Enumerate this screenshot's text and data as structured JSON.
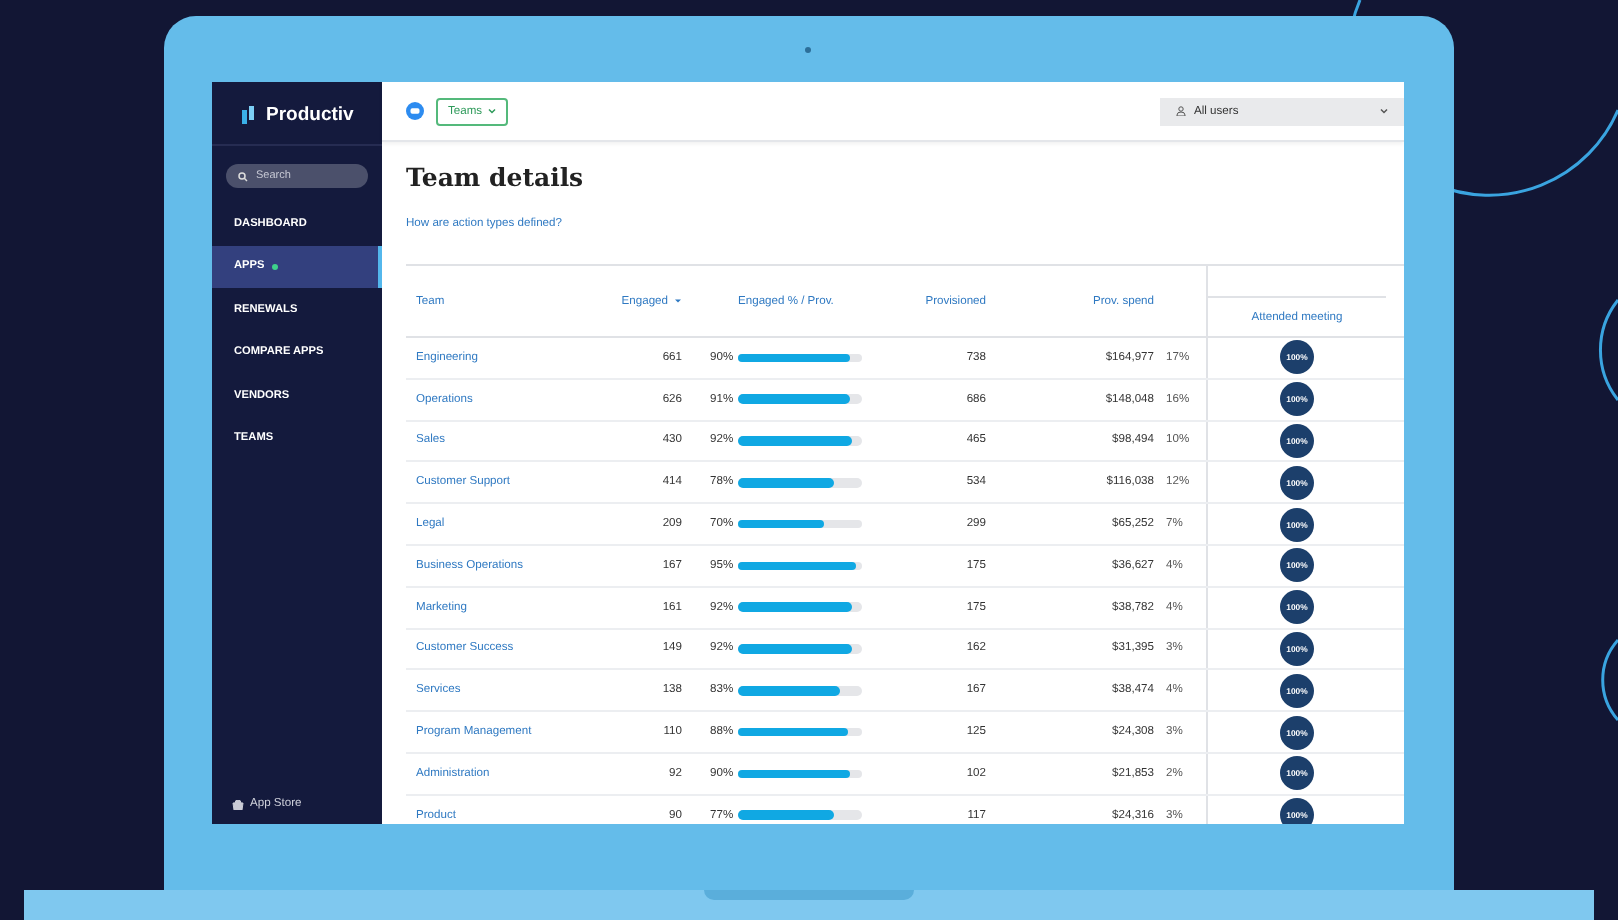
{
  "sidebar": {
    "logo": "Productiv",
    "search": {
      "placeholder": "Search"
    },
    "items": [
      {
        "label": "DASHBOARD",
        "selected": false,
        "dot": false
      },
      {
        "label": "APPS",
        "selected": true,
        "dot": true
      },
      {
        "label": "RENEWALS",
        "selected": false,
        "dot": false
      },
      {
        "label": "COMPARE APPS",
        "selected": false,
        "dot": false
      },
      {
        "label": "VENDORS",
        "selected": false,
        "dot": false
      },
      {
        "label": "TEAMS",
        "selected": false,
        "dot": false
      }
    ],
    "footer": "App Store"
  },
  "topbar": {
    "filter": "Teams",
    "users": "All users"
  },
  "page": {
    "title": "Team details",
    "help_link": "How are action types defined?"
  },
  "table": {
    "columns": [
      "Team",
      "Engaged",
      "Engaged % / Prov.",
      "Provisioned",
      "Prov. spend",
      "Attended meeting"
    ],
    "rows": [
      {
        "team": "Engineering",
        "engaged": "661",
        "pct": "90%",
        "level": 0.9,
        "provisioned": "738",
        "spend": "$164,977",
        "spend_pct": "17%",
        "attended": "100%"
      },
      {
        "team": "Operations",
        "engaged": "626",
        "pct": "91%",
        "level": 0.91,
        "provisioned": "686",
        "spend": "$148,048",
        "spend_pct": "16%",
        "attended": "100%"
      },
      {
        "team": "Sales",
        "engaged": "430",
        "pct": "92%",
        "level": 0.92,
        "provisioned": "465",
        "spend": "$98,494",
        "spend_pct": "10%",
        "attended": "100%"
      },
      {
        "team": "Customer Support",
        "engaged": "414",
        "pct": "78%",
        "level": 0.78,
        "provisioned": "534",
        "spend": "$116,038",
        "spend_pct": "12%",
        "attended": "100%"
      },
      {
        "team": "Legal",
        "engaged": "209",
        "pct": "70%",
        "level": 0.7,
        "provisioned": "299",
        "spend": "$65,252",
        "spend_pct": "7%",
        "attended": "100%"
      },
      {
        "team": "Business Operations",
        "engaged": "167",
        "pct": "95%",
        "level": 0.95,
        "provisioned": "175",
        "spend": "$36,627",
        "spend_pct": "4%",
        "attended": "100%"
      },
      {
        "team": "Marketing",
        "engaged": "161",
        "pct": "92%",
        "level": 0.92,
        "provisioned": "175",
        "spend": "$38,782",
        "spend_pct": "4%",
        "attended": "100%"
      },
      {
        "team": "Customer Success",
        "engaged": "149",
        "pct": "92%",
        "level": 0.92,
        "provisioned": "162",
        "spend": "$31,395",
        "spend_pct": "3%",
        "attended": "100%"
      },
      {
        "team": "Services",
        "engaged": "138",
        "pct": "83%",
        "level": 0.83,
        "provisioned": "167",
        "spend": "$38,474",
        "spend_pct": "4%",
        "attended": "100%"
      },
      {
        "team": "Program Management",
        "engaged": "110",
        "pct": "88%",
        "level": 0.88,
        "provisioned": "125",
        "spend": "$24,308",
        "spend_pct": "3%",
        "attended": "100%"
      },
      {
        "team": "Administration",
        "engaged": "92",
        "pct": "90%",
        "level": 0.9,
        "provisioned": "102",
        "spend": "$21,853",
        "spend_pct": "2%",
        "attended": "100%"
      },
      {
        "team": "Product",
        "engaged": "90",
        "pct": "77%",
        "level": 0.77,
        "provisioned": "117",
        "spend": "$24,316",
        "spend_pct": "3%",
        "attended": "100%"
      }
    ]
  }
}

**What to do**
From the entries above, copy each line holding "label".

**Reply**
        "label": "DASHBOARD",
        "label": "APPS",
        "label": "RENEWALS",
        "label": "COMPARE APPS",
        "label": "VENDORS",
        "label": "TEAMS",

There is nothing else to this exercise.